Alan PartridgeReviewed By Jay Seaver
Posted 05/19/14 11:57:49
(Worth A Look)
Based on the original British name for this movie ("Alan Partridge: Alpha Papa"), I expected it to be doing more - for instance, for there to be some sort of subplot about Partridge and his kids. Fortunately, that's not the case; instead of trying to do too much, it lets a bunch of funny people make the most of one crazy situation.That crazy situation? A siege, with recently laid off radio host Pat Farrell (Colm Meaney) holding the rest of the station hostage - that is, except for Alan Partridge (Steve Coogan), another host whom Pat insists on having as his go-between with the police. Partridge is happy to do so - less out of any sort of innate bravery than the fact that his show is probably next on the chopping block after Pat's, there are better jobs out there, and a little extra publicity never hurts.
When someone doesn't recognize Alan during all this, he's hurt, saying it hasn't been that long since he was on the telly. That's just about the only obvious indication that Steve Coogan has been playing Partridge off and on for roughly twenty years, making this vapid creation the signature role of an actor best known in America for snobbish intellectuals. No previous knowledge is necessary - I've never caught any of Coogan's previous TV shows - which is probably a good decision. For all that this is Coogan's character, he's also kind of universal in that every area probably has a radio personality or ten who have stuck around forever by dint of being familiar despite not actually offering that much once you try to figure out their appeal. And yet, for all that the likes of Alan Partridge and Pat Farrell are eminently replaceable, they gain our sympathy in party because we know that the consolidation of radio stations that is apparently as prevalent in the UK as it is in America, and we all know that the efficiencies and economies of scale driving it offer listeners very little, and take away what charms these guys have (I idly wonder if the Alan Partridge franchise provided a satirical-yet-telling history of the British broadcast business over the last twenty years).
What does someone like Alan Partridge offer? Pure, empty-headed foolishness, with Coogan and his co-writers finding a level of pomposity and selfishness that is funny because the general harmlessness of it counteracts just how unearned it is; even when Alan is actually active, he's so clumsy that it's hard to give him credit. He's ridiculous, but Coogan knows how to use Alan's blankness to make things seem more absurd. There's a little bit of that to how Colm Meaney plays Pat, albeit with enough substance to make him dangerous. Meaney is at his best when showing a short of working-class charm, and he comes off as the friendliest armed hostage-taker you can imagine, just a man who loves his old job and can't think of a better way to continue doing it. They've got a capable cast to play off, with Tim Key getting the most time and the best chance at fun reactions as "Sidekick Simon".
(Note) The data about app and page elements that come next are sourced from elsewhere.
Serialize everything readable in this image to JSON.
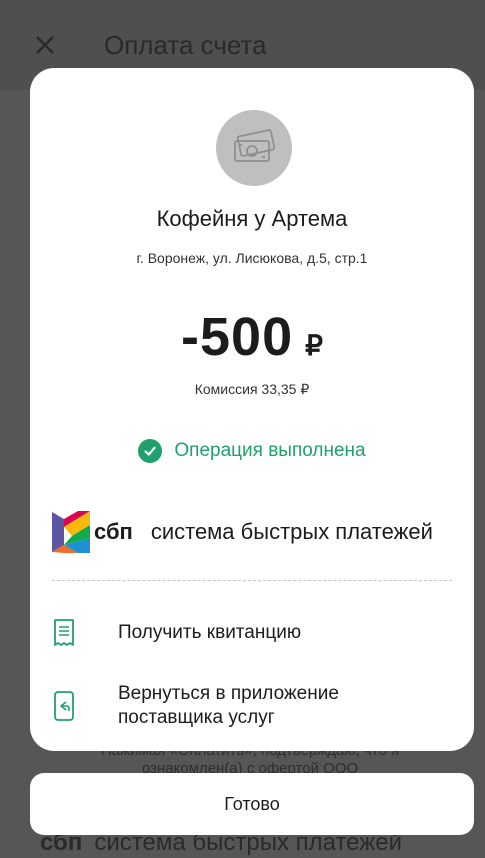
{
  "background": {
    "title": "Оплата счета",
    "consent_text": "Нажимая «Оплатить», подтверждаю, что я",
    "consent_text_2": "ознакомлен(а) с офертой ООО",
    "sbp_brand": "сбп",
    "sbp_text": "система быстрых платежей"
  },
  "receipt": {
    "merchant_name": "Кофейня у Артема",
    "merchant_address": "г. Воронеж, ул. Лисюкова, д.5, стр.1",
    "amount": "-500",
    "currency": "₽",
    "commission": "Комиссия 33,35 ₽",
    "status": "Операция выполнена",
    "sbp_brand": "сбп",
    "sbp_text": "система быстрых платежей",
    "actions": [
      {
        "label": "Получить квитанцию",
        "icon": "receipt-icon"
      },
      {
        "label": "Вернуться в приложение поставщика услуг",
        "icon": "return-to-app-icon"
      }
    ]
  },
  "done_label": "Готово",
  "colors": {
    "accent_green": "#22a06b",
    "overlay": "#565656"
  }
}
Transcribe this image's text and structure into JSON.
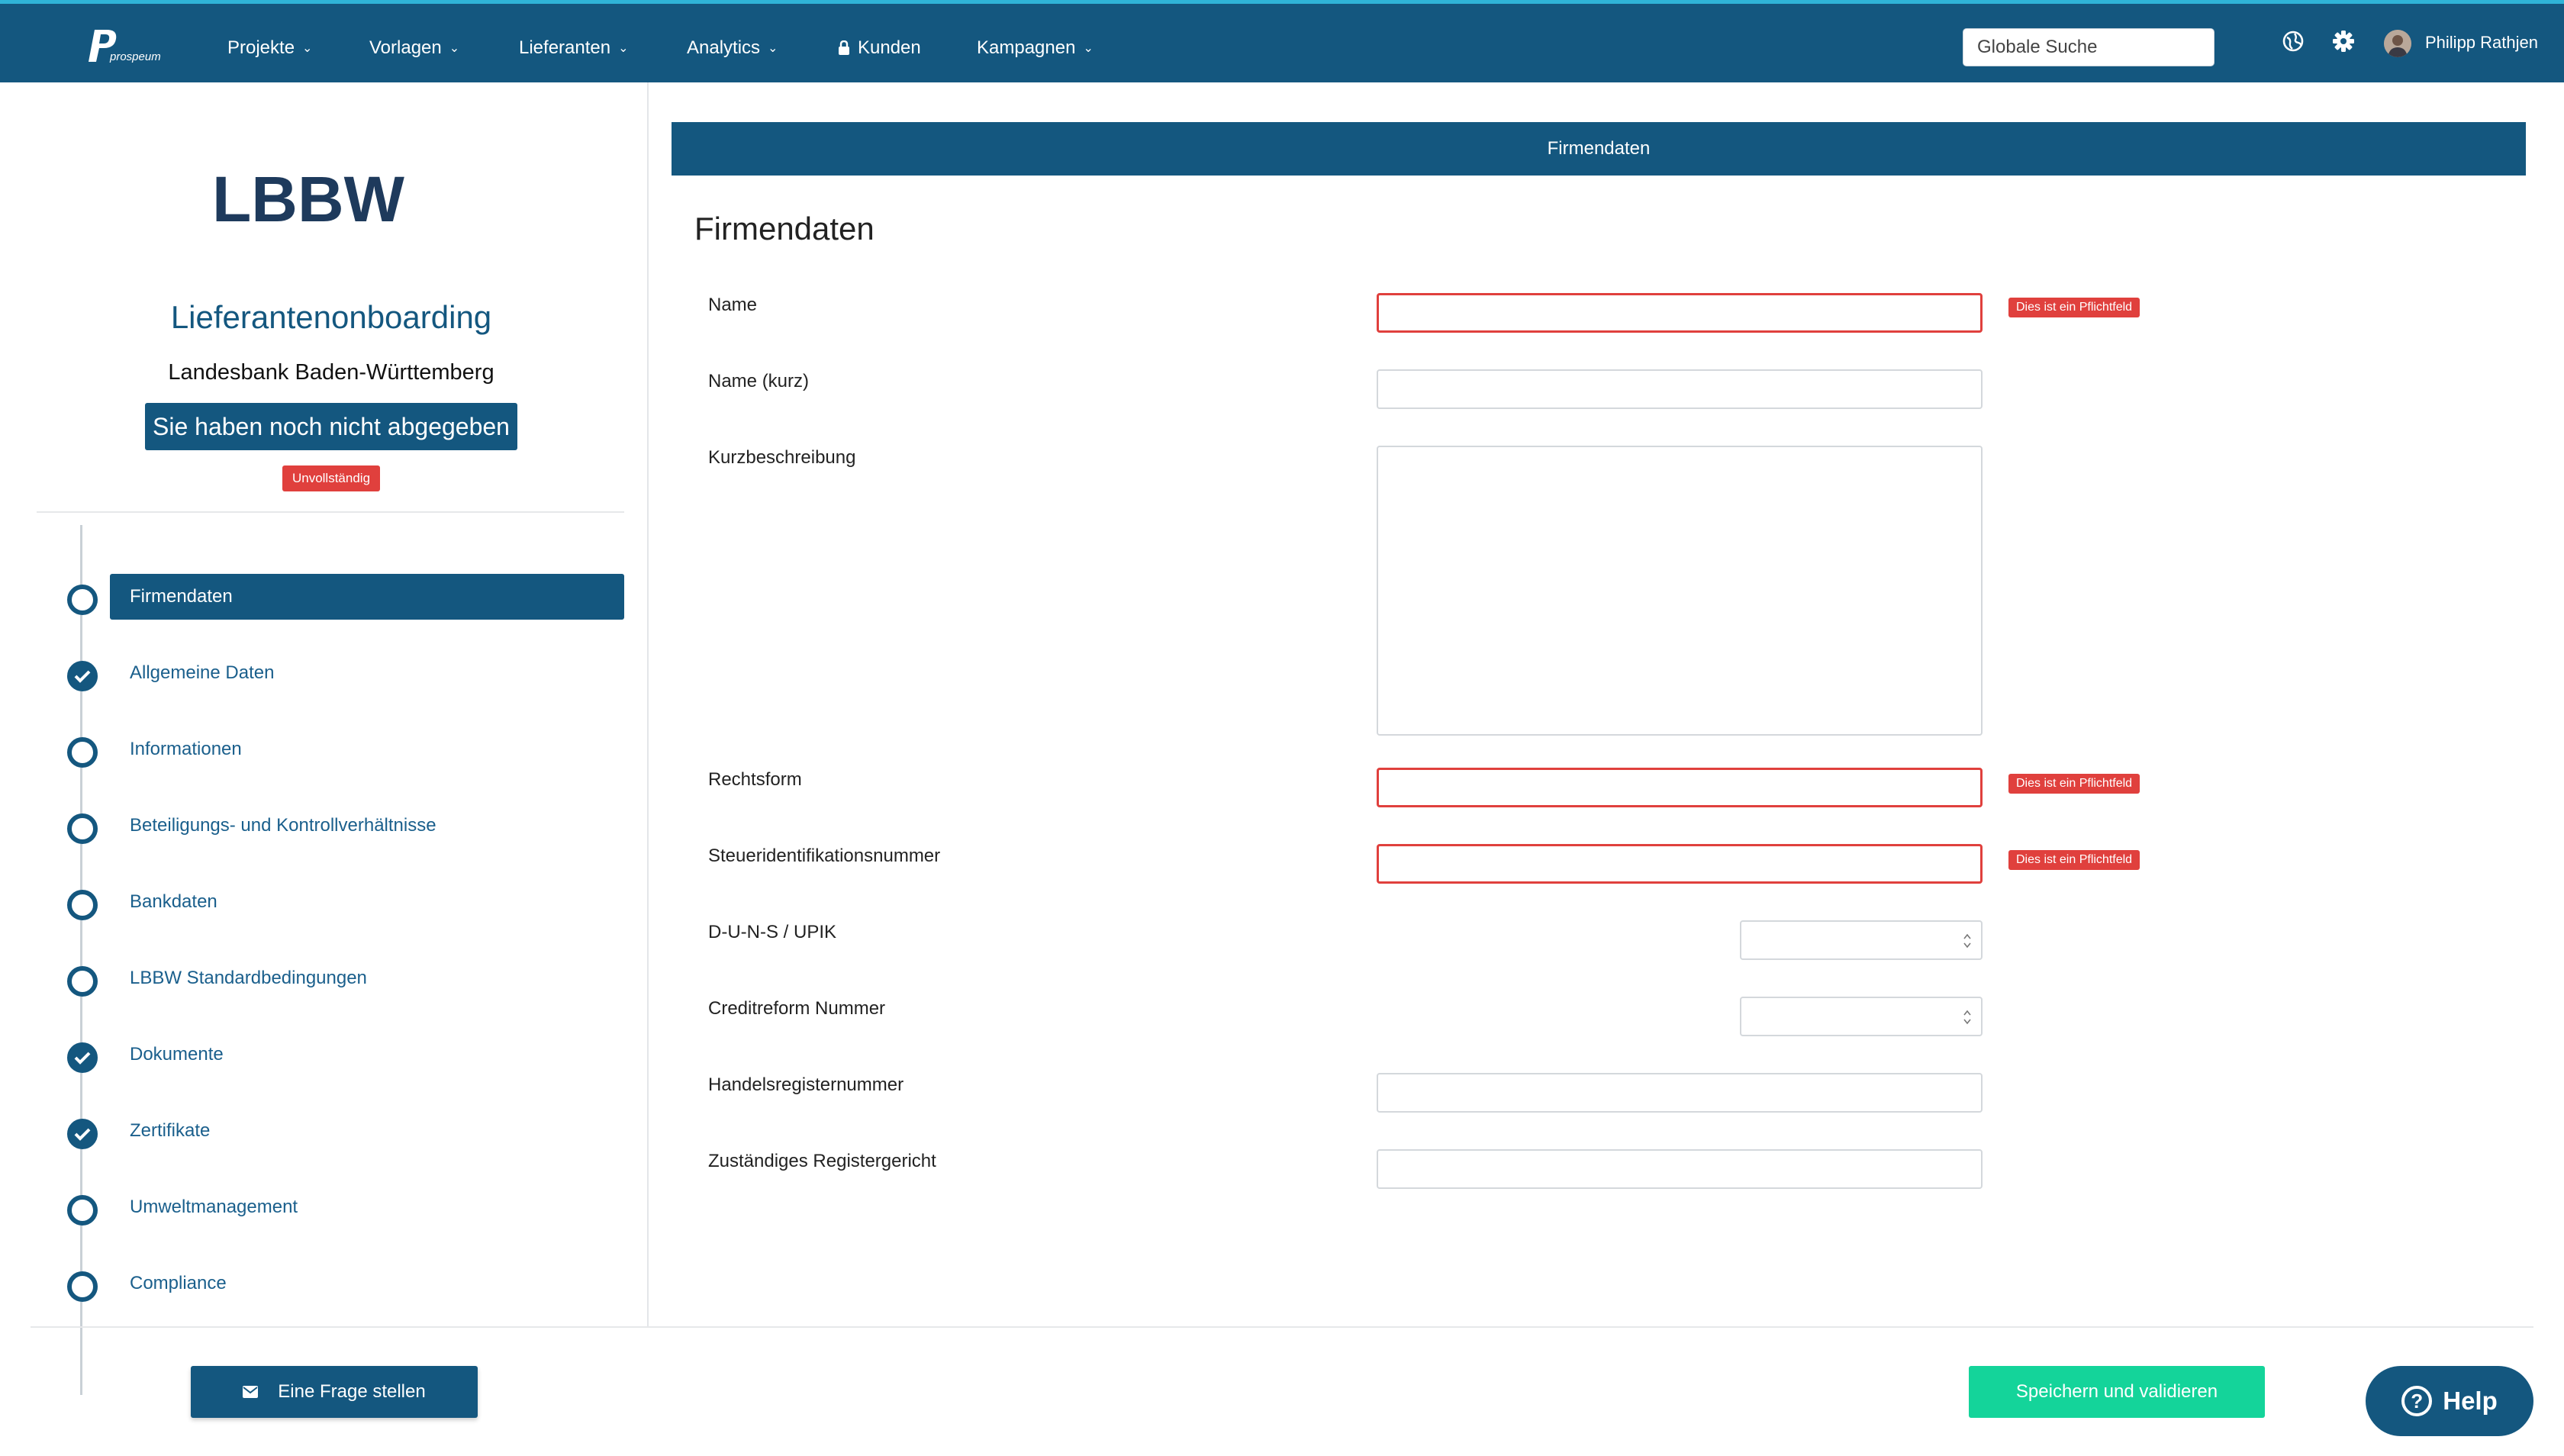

They've got a good string of jokes to work with, with a team of five writers making sure that no minute goes by without some sort of gag coming into play, with director Declan Lowney staging things so that funny things are occasionally happening in the background as well as up front. There are some downright odd moments, but Lowney and company never get too fancy, just keeping the camera on what's going on and not trying to draw attention to how this is a movie rather than TV, though it never looks cheap. There's a bunch of fun goofing on both radio and siege movies, and while just about every character is kind of dumb in his or her own way, the movie seldom outright mocks them or makes watching what's goign on frustrating. It's go a few bits that clunk, but for the most part, it sets gags up and quickly follows through."Alan Partridge" does show its TV roots in a few ways - it's broad and simple in concept in a way that is a lot easier when the people involved know a character works and just needs a story's worth of jokes rather than an arc. American viewers might not necessarily want to dig up twenty years of Coogan playing Partridge after seeing this, but they'll almost certainly enjoy how Coogan and company have got this sort of comedy down to a science.
|© Copyright HBS Entertainment, Inc.|